• _Task description_
Set down every entry once more, character for character.

• _Source data_

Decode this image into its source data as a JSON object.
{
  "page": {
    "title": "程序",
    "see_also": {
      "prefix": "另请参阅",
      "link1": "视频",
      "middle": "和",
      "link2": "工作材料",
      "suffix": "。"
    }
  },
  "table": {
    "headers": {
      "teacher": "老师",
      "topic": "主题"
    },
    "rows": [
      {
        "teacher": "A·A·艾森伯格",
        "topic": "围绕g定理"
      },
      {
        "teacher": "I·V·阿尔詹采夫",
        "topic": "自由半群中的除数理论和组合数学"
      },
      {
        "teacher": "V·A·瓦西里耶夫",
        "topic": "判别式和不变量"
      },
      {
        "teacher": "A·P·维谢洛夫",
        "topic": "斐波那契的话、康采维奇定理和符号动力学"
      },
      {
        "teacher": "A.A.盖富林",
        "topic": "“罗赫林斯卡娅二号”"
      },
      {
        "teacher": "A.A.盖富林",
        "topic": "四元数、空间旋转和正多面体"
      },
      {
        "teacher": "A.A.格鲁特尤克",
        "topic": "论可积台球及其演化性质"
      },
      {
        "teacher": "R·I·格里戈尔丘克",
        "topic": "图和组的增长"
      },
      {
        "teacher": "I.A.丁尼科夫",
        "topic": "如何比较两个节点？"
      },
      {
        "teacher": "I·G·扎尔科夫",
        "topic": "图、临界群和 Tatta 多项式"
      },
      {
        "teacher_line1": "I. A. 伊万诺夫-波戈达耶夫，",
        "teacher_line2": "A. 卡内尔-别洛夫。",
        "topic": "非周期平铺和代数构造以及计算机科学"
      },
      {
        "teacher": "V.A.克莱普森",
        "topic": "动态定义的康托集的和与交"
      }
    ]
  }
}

• _Task response_
Decode this image into its source data as a JSON object.
{
  "page": {
    "title": "程序",
    "see_also": {
      "prefix": "另请参阅",
      "link1": "视频",
      "middle": "和",
      "link2": "工作材料",
      "suffix": "。"
    }
  },
  "table": {
    "headers": {
      "teacher": "老师",
      "topic": "主题"
    },
    "rows": [
      {
        "teacher": "A·A·艾森伯格",
        "topic": "围绕g定理"
      },
      {
        "teacher": "I·V·阿尔詹采夫",
        "topic": "自由半群中的除数理论和组合数学"
      },
      {
        "teacher": "V·A·瓦西里耶夫",
        "topic": "判别式和不变量"
      },
      {
        "teacher": "A·P·维谢洛夫",
        "topic": "斐波那契的话、康采维奇定理和符号动力学"
      },
      {
        "teacher": "A.A.盖富林",
        "topic": "“罗赫林斯卡娅二号”"
      },
      {
        "teacher": "A.A.盖富林",
        "topic": "四元数、空间旋转和正多面体"
      },
      {
        "teacher": "A.A.格鲁特尤克",
        "topic": "论可积台球及其演化性质"
      },
      {
        "teacher": "R·I·格里戈尔丘克",
        "topic": "图和组的增长"
      },
      {
        "teacher": "I.A.丁尼科夫",
        "topic": "如何比较两个节点？"
      },
      {
        "teacher": "I·G·扎尔科夫",
        "topic": "图、临界群和 Tatta 多项式"
      },
      {
        "teacher_line1": "I. A. 伊万诺夫-波戈达耶夫，",
        "teacher_line2": "A. 卡内尔-别洛夫。",
        "topic": "非周期平铺和代数构造以及计算机科学"
      },
      {
        "teacher": "V.A.克莱普森",
        "topic": "动态定义的康托集的和与交"
      }
    ]
  }
}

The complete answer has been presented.